Sen. Marshall Visits Kansas QuikTrip, Talks Swipe Fees

The senator also hosted a roundtable discussing the bipartisan Credit Card Competition Act.

August 29, 2022

WICHITA Kan.—Merchants from across Kansas met with Senator Roger Marshall (R-KS) last Friday to emphasize how lack of competition over credit card processing drives up prices paid by consumers and thanked him for introducing the bipartisan Credit Card Competition Act.

Marshall hosted a roundtable with a number of Kansas retailers to discuss the bill he introduced, and the meeting was followed by a NACS In Store visit to a QuikTrip location where he worked behind the counter.

“It just amazes me, a convenience store like this one, is that they're paying more for swipe fees than they are for utilities,” said Marshall during his QuikTrip visit, reports

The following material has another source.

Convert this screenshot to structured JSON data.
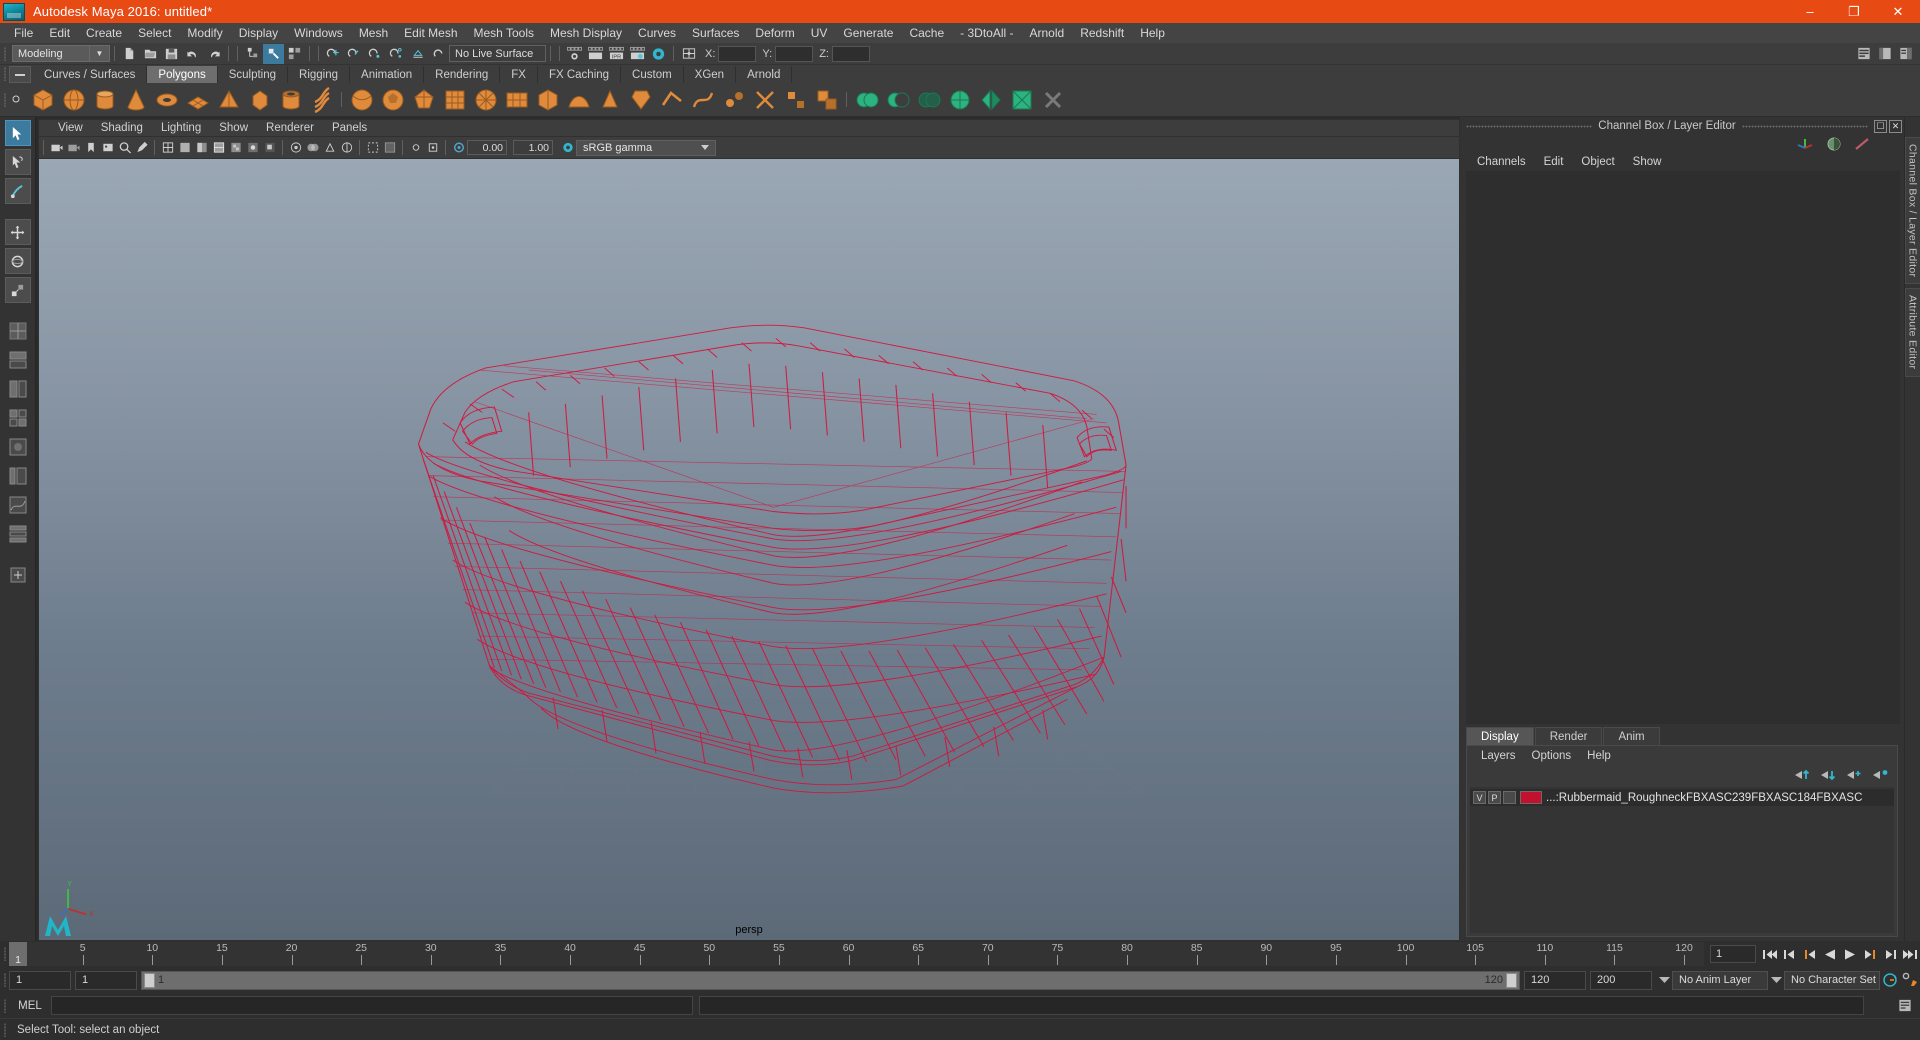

“Kansans and other Americans pay the highest ‘swipe’ fees in the industrialized world, and lack of competition is the reason why,” said Anna Ready Blom, NACS director of government relations and Merchants Payments Coalition Executive Committee member. “These fees drive up prices paid by consumers, and Visa and Mastercard have refused to hold off on increases despite raging inflation. This legislation is carefully crafted to apply only to giant Wall Street banks and would have no impact on community banks or credit unions in Kansas. Consumers’ credit card rewards would be protected since banks, not processing networks, issue those rewards. And security would be enhanced because independent networks have less fraud and networks backed by foreign governments like China’s Union Pay would be barred from entering the U.S. market,” she said.

“This bill is a win for everybody except the largest big-city banks that have profited off small businesses and consumers across America for far too long,” Blom said.

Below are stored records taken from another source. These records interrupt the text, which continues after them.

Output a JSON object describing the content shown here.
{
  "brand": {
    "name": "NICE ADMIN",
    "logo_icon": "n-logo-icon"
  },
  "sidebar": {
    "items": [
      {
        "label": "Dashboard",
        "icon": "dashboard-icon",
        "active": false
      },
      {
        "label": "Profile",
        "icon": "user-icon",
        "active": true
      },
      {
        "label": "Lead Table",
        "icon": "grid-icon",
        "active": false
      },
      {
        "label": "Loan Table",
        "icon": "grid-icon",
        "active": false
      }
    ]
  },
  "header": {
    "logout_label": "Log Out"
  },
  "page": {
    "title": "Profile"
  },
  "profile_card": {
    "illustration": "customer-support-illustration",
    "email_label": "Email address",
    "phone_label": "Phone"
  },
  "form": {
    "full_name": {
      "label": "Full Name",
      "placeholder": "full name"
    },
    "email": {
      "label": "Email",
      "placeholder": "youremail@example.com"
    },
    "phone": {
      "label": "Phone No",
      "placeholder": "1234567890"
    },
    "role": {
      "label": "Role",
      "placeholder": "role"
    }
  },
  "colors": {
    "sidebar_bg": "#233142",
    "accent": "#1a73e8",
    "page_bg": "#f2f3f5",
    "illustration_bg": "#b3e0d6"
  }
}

Blom was one of about 20 merchants and trade association executives who met with the Republican senator at the district office of the Dillons supermarket chain in Wichita. The roundtable included retailers, restaurants, grocers, convenience store owners and fuel merchants, among others.

Marshall and Senate Judiciary Committee Chairman Richard Durbin (D-Ill.) joined together last month to introduce the Credit Card Competition Act. The action came three months after Visa and Mastercard refused a request from the two senators and other members of Congress to withdraw an increase in fees that the lawmakers said would add to inflationary pressures.

The bill is aimed at swipe fees averaging more than 2% of the transaction that banks and payment networks like Visa and Mastercard charge merchants to process credit card transactions. Credit and debit card swipe fees have more than doubled over the past decade, soaring 25% last year alone to a record $137.8 billion. They are most merchants’ highest cost after labor and drive up consumer prices by about $900 a year for the average family.

Swipe fees remain one of the highest operating costs for convenience store retailers after labor, according to NACS State of the Industry data. In 2021, overall card fees paid by the convenience store industry were $13.5 billion, up 25.6% in 2021 versus 2020 ($10.7 billion), NACS SOI data indicate.

Visa and Mastercard, which control more than 80% of the credit card market, restrict processing to their own networks and set the fees the banks charge, prohibiting competition among those banks and blocking innovative independent payment networks that offer both lower fees and better security.

To address the issue, the legislation would require that credit cards issued by the nation’s largest banks be enabled to be processed over at least two unaffiliated networks—Visa or Mastercard plus an independent network such as NYCE, Star or Shazam. Domestic credit card networks like American Express or Discover could also be the second network, but not networks supported by foreign governments like China’s Union Pay. Merchants would be allowed to choose which of the two networks to use, meaning networks would have to compete on pricing, security and service.

The bill would apply only to financial institutions with at least $100 billion in assets—fewer than three dozen institutions nationwide but 90% of Visa and Mastercard credit card volume—and would have no impact on small community banks or small credit unions.